WHAT YOU NEED TO DO = Each entry needs to be retyped exactly, with nothing added or dropped.

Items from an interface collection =
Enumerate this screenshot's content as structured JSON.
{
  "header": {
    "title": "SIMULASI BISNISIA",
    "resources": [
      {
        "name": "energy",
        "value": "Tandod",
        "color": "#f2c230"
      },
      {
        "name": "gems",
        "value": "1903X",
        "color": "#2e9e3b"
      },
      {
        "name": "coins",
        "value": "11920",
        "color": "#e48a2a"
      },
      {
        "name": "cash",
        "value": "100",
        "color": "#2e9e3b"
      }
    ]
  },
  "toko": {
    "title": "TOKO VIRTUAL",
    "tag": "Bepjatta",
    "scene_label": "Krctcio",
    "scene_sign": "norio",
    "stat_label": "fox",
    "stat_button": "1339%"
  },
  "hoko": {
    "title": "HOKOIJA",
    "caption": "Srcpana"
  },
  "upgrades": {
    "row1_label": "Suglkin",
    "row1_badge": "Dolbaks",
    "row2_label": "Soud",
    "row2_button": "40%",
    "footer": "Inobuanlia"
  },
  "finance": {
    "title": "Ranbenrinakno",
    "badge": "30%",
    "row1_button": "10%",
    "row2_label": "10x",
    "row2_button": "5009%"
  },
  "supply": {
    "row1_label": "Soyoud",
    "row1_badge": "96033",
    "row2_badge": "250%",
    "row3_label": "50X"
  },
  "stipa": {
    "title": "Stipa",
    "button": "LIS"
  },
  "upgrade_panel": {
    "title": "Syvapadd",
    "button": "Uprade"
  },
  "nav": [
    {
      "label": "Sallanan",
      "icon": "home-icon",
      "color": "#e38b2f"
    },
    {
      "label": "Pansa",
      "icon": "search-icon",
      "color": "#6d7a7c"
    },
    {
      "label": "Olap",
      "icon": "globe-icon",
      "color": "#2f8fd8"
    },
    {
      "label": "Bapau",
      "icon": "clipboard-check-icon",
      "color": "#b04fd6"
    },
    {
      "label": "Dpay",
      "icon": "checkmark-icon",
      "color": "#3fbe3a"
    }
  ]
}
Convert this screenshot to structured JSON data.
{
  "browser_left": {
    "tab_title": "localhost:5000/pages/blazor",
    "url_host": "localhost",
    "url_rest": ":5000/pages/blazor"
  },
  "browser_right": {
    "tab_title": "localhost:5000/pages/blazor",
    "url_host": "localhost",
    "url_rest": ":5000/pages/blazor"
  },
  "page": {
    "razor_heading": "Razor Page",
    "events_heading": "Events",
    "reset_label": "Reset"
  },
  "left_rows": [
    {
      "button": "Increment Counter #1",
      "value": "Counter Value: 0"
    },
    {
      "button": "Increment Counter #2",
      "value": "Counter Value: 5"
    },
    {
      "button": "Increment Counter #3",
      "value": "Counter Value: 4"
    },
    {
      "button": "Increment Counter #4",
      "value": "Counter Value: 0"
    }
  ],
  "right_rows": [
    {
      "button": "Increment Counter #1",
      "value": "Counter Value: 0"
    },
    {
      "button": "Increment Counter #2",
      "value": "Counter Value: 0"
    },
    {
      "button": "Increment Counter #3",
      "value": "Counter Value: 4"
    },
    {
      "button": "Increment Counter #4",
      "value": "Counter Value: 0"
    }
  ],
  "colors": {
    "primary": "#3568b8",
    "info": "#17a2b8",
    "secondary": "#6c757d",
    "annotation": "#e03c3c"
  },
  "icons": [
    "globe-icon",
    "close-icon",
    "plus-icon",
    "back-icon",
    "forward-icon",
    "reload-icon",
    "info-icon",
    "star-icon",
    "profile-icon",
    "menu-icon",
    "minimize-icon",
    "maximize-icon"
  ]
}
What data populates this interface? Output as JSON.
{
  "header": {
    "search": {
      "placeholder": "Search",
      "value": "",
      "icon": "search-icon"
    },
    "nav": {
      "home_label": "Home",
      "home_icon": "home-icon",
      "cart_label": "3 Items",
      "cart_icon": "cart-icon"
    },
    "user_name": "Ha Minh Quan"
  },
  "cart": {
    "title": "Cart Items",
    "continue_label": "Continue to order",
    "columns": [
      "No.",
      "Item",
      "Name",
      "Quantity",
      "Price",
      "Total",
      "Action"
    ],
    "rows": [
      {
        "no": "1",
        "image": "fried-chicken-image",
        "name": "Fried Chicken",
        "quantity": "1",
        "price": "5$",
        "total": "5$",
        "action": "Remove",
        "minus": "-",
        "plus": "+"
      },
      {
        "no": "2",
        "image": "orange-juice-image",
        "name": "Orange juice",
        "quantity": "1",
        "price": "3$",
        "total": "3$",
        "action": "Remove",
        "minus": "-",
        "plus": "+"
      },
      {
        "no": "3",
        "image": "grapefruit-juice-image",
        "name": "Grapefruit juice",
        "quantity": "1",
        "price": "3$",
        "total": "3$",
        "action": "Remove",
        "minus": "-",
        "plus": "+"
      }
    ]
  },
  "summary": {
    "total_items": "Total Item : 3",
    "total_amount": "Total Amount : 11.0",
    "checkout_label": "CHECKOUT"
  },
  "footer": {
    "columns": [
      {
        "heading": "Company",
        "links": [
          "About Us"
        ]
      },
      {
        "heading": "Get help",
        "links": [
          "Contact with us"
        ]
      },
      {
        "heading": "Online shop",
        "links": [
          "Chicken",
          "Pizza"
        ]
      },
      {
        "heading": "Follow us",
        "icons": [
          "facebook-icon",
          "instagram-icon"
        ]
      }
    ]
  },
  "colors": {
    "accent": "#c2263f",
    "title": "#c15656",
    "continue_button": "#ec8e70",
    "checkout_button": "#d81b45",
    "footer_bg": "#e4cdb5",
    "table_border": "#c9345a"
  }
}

WRITTEN SOLUTION =
Enumerate this screenshot's content as structured JSON.
{
  "header": {
    "title": "SIMULASI BISNISIA",
    "resources": [
      {
        "name": "energy",
        "value": "Tandod",
        "color": "#f2c230"
      },
      {
        "name": "gems",
        "value": "1903X",
        "color": "#2e9e3b"
      },
      {
        "name": "coins",
        "value": "11920",
        "color": "#e48a2a"
      },
      {
        "name": "cash",
        "value": "100",
        "color": "#2e9e3b"
      }
    ]
  },
  "toko": {
    "title": "TOKO VIRTUAL",
    "tag": "Bepjatta",
    "scene_label": "Krctcio",
    "scene_sign": "norio",
    "stat_label": "fox",
    "stat_button": "1339%"
  },
  "hoko": {
    "title": "HOKOIJA",
    "caption": "Srcpana"
  },
  "upgrades": {
    "row1_label": "Suglkin",
    "row1_badge": "Dolbaks",
    "row2_label": "Soud",
    "row2_button": "40%",
    "footer": "Inobuanlia"
  },
  "finance": {
    "title": "Ranbenrinakno",
    "badge": "30%",
    "row1_button": "10%",
    "row2_label": "10x",
    "row2_button": "5009%"
  },
  "supply": {
    "row1_label": "Soyoud",
    "row1_badge": "96033",
    "row2_badge": "250%",
    "row3_label": "50X"
  },
  "stipa": {
    "title": "Stipa",
    "button": "LIS"
  },
  "upgrade_panel": {
    "title": "Syvapadd",
    "button": "Uprade"
  },
  "nav": [
    {
      "label": "Sallanan",
      "icon": "home-icon",
      "color": "#e38b2f"
    },
    {
      "label": "Pansa",
      "icon": "search-icon",
      "color": "#6d7a7c"
    },
    {
      "label": "Olap",
      "icon": "globe-icon",
      "color": "#2f8fd8"
    },
    {
      "label": "Bapau",
      "icon": "clipboard-check-icon",
      "color": "#b04fd6"
    },
    {
      "label": "Dpay",
      "icon": "checkmark-icon",
      "color": "#3fbe3a"
    }
  ]
}
Convert this screenshot to structured JSON data.
{
  "browser_left": {
    "tab_title": "localhost:5000/pages/blazor",
    "url_host": "localhost",
    "url_rest": ":5000/pages/blazor"
  },
  "browser_right": {
    "tab_title": "localhost:5000/pages/blazor",
    "url_host": "localhost",
    "url_rest": ":5000/pages/blazor"
  },
  "page": {
    "razor_heading": "Razor Page",
    "events_heading": "Events",
    "reset_label": "Reset"
  },
  "left_rows": [
    {
      "button": "Increment Counter #1",
      "value": "Counter Value: 0"
    },
    {
      "button": "Increment Counter #2",
      "value": "Counter Value: 5"
    },
    {
      "button": "Increment Counter #3",
      "value": "Counter Value: 4"
    },
    {
      "button": "Increment Counter #4",
      "value": "Counter Value: 0"
    }
  ],
  "right_rows": [
    {
      "button": "Increment Counter #1",
      "value": "Counter Value: 0"
    },
    {
      "button": "Increment Counter #2",
      "value": "Counter Value: 0"
    },
    {
      "button": "Increment Counter #3",
      "value": "Counter Value: 4"
    },
    {
      "button": "Increment Counter #4",
      "value": "Counter Value: 0"
    }
  ],
  "colors": {
    "primary": "#3568b8",
    "info": "#17a2b8",
    "secondary": "#6c757d",
    "annotation": "#e03c3c"
  },
  "icons": [
    "globe-icon",
    "close-icon",
    "plus-icon",
    "back-icon",
    "forward-icon",
    "reload-icon",
    "info-icon",
    "star-icon",
    "profile-icon",
    "menu-icon",
    "minimize-icon",
    "maximize-icon"
  ]
}
What data populates this interface? Output as JSON.
{
  "header": {
    "search": {
      "placeholder": "Search",
      "value": "",
      "icon": "search-icon"
    },
    "nav": {
      "home_label": "Home",
      "home_icon": "home-icon",
      "cart_label": "3 Items",
      "cart_icon": "cart-icon"
    },
    "user_name": "Ha Minh Quan"
  },
  "cart": {
    "title": "Cart Items",
    "continue_label": "Continue to order",
    "columns": [
      "No.",
      "Item",
      "Name",
      "Quantity",
      "Price",
      "Total",
      "Action"
    ],
    "rows": [
      {
        "no": "1",
        "image": "fried-chicken-image",
        "name": "Fried Chicken",
        "quantity": "1",
        "price": "5$",
        "total": "5$",
        "action": "Remove",
        "minus": "-",
        "plus": "+"
      },
      {
        "no": "2",
        "image": "orange-juice-image",
        "name": "Orange juice",
        "quantity": "1",
        "price": "3$",
        "total": "3$",
        "action": "Remove",
        "minus": "-",
        "plus": "+"
      },
      {
        "no": "3",
        "image": "grapefruit-juice-image",
        "name": "Grapefruit juice",
        "quantity": "1",
        "price": "3$",
        "total": "3$",
        "action": "Remove",
        "minus": "-",
        "plus": "+"
      }
    ]
  },
  "summary": {
    "total_items": "Total Item : 3",
    "total_amount": "Total Amount : 11.0",
    "checkout_label": "CHECKOUT"
  },
  "footer": {
    "columns": [
      {
        "heading": "Company",
        "links": [
          "About Us"
        ]
      },
      {
        "heading": "Get help",
        "links": [
          "Contact with us"
        ]
      },
      {
        "heading": "Online shop",
        "links": [
          "Chicken",
          "Pizza"
        ]
      },
      {
        "heading": "Follow us",
        "icons": [
          "facebook-icon",
          "instagram-icon"
        ]
      }
    ]
  },
  "colors": {
    "accent": "#c2263f",
    "title": "#c15656",
    "continue_button": "#ec8e70",
    "checkout_button": "#d81b45",
    "footer_bg": "#e4cdb5",
    "table_border": "#c9345a"
  }
}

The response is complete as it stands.